## ASSIGNED TASK
Go through the data and copy each line where the word "this" shows up.

## PROVIDED RECORDS
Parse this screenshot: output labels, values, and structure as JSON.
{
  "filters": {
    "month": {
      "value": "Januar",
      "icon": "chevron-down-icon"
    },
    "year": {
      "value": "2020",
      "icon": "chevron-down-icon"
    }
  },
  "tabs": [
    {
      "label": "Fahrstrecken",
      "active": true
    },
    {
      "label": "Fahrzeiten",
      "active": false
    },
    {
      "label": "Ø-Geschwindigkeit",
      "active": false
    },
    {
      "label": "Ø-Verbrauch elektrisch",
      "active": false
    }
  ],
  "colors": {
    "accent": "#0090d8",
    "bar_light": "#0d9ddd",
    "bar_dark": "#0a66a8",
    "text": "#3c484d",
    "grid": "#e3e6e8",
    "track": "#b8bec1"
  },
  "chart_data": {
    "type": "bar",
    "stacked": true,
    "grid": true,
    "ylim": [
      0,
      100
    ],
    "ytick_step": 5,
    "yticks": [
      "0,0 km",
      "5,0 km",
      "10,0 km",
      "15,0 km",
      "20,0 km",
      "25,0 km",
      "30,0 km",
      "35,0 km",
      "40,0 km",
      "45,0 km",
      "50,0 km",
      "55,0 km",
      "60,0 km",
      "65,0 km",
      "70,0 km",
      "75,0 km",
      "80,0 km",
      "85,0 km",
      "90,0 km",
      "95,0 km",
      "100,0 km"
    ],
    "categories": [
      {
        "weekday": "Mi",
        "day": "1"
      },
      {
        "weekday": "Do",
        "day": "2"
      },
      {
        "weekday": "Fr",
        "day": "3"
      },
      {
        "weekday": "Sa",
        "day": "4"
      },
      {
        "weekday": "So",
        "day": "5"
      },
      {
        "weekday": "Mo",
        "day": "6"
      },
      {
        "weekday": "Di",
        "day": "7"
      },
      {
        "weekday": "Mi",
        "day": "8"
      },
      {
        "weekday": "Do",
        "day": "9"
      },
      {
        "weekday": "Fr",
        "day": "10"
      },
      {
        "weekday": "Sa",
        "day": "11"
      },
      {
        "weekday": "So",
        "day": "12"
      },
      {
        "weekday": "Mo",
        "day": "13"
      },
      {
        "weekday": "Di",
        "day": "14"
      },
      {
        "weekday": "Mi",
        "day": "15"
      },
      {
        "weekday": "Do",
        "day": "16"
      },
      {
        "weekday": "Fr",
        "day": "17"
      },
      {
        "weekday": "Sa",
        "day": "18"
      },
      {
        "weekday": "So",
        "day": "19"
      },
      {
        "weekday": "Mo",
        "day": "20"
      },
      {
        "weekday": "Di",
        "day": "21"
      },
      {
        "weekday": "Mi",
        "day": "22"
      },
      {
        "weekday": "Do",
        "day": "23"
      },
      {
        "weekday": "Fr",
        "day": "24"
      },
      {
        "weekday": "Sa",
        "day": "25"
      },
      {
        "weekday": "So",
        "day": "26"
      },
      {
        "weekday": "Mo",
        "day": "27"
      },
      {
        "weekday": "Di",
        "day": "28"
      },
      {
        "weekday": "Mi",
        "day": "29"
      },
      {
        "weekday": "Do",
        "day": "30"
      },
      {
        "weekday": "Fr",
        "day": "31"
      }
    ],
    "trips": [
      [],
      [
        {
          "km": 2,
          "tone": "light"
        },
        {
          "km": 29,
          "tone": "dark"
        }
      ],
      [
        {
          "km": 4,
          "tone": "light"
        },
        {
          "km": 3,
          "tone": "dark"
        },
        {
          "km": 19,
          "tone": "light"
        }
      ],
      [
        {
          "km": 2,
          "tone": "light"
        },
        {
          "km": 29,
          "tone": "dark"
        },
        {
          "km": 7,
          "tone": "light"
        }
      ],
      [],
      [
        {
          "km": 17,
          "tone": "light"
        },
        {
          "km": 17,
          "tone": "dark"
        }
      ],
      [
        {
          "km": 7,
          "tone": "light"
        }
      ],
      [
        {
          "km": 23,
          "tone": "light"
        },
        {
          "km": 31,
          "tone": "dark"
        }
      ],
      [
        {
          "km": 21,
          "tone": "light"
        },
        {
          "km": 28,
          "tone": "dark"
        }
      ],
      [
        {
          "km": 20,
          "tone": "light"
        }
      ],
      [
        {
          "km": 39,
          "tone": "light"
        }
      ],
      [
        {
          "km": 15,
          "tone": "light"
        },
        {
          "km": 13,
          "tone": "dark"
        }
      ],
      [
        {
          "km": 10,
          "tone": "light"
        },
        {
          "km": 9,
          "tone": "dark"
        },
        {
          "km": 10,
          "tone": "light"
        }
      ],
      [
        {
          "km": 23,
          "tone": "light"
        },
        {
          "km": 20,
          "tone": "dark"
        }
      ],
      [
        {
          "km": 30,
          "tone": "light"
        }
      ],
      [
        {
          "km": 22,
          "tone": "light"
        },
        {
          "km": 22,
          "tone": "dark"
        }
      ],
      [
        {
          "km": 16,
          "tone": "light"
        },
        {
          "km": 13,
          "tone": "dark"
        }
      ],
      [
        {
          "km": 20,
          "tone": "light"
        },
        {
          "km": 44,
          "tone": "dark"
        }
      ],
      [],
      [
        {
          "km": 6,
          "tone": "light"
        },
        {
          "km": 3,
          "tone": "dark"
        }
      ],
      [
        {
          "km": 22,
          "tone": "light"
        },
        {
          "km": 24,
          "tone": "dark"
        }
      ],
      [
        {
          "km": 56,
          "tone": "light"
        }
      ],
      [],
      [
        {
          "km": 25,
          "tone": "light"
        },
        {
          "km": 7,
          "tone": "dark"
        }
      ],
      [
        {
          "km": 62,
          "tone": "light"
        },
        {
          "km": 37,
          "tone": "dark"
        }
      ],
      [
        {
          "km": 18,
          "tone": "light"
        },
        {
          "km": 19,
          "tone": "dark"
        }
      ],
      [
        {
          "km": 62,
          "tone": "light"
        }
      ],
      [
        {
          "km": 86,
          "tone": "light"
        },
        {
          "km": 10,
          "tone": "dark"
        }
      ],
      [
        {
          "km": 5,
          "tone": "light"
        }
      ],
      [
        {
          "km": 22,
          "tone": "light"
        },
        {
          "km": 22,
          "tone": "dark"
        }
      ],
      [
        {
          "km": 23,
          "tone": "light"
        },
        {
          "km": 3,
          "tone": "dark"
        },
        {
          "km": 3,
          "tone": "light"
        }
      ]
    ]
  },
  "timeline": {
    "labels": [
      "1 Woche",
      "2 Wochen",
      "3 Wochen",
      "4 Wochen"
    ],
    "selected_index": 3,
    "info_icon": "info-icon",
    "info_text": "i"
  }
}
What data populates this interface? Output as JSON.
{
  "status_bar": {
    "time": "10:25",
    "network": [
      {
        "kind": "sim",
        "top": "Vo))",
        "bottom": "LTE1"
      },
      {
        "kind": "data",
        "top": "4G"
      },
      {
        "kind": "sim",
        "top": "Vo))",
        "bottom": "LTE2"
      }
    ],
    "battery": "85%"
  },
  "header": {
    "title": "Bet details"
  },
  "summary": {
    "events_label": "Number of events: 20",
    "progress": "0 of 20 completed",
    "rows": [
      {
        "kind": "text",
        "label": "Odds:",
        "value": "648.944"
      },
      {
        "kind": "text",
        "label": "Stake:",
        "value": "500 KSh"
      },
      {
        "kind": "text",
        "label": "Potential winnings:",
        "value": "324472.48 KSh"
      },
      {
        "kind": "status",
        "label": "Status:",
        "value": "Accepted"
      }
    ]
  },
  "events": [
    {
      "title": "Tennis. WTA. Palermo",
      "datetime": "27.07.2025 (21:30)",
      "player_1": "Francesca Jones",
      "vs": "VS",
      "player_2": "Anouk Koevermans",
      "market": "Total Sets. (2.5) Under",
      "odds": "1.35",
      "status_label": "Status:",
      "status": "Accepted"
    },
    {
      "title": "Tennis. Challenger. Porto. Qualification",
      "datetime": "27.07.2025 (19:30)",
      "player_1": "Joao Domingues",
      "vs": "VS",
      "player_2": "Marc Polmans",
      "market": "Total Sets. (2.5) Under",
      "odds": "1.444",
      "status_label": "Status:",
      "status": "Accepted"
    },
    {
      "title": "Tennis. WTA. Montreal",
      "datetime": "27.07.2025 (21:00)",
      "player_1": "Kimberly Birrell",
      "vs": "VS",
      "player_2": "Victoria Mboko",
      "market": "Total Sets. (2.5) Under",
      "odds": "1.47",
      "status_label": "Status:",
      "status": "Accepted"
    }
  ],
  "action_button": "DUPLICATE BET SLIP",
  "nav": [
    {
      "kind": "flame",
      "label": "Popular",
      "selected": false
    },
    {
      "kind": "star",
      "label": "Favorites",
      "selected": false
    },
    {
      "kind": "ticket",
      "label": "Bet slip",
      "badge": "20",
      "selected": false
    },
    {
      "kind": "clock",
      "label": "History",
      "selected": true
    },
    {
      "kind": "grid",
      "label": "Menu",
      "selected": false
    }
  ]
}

## TASK RESPONSE
Parse this screenshot: output labels, values, and structure as JSON.
What data populates this interface? Output as JSON.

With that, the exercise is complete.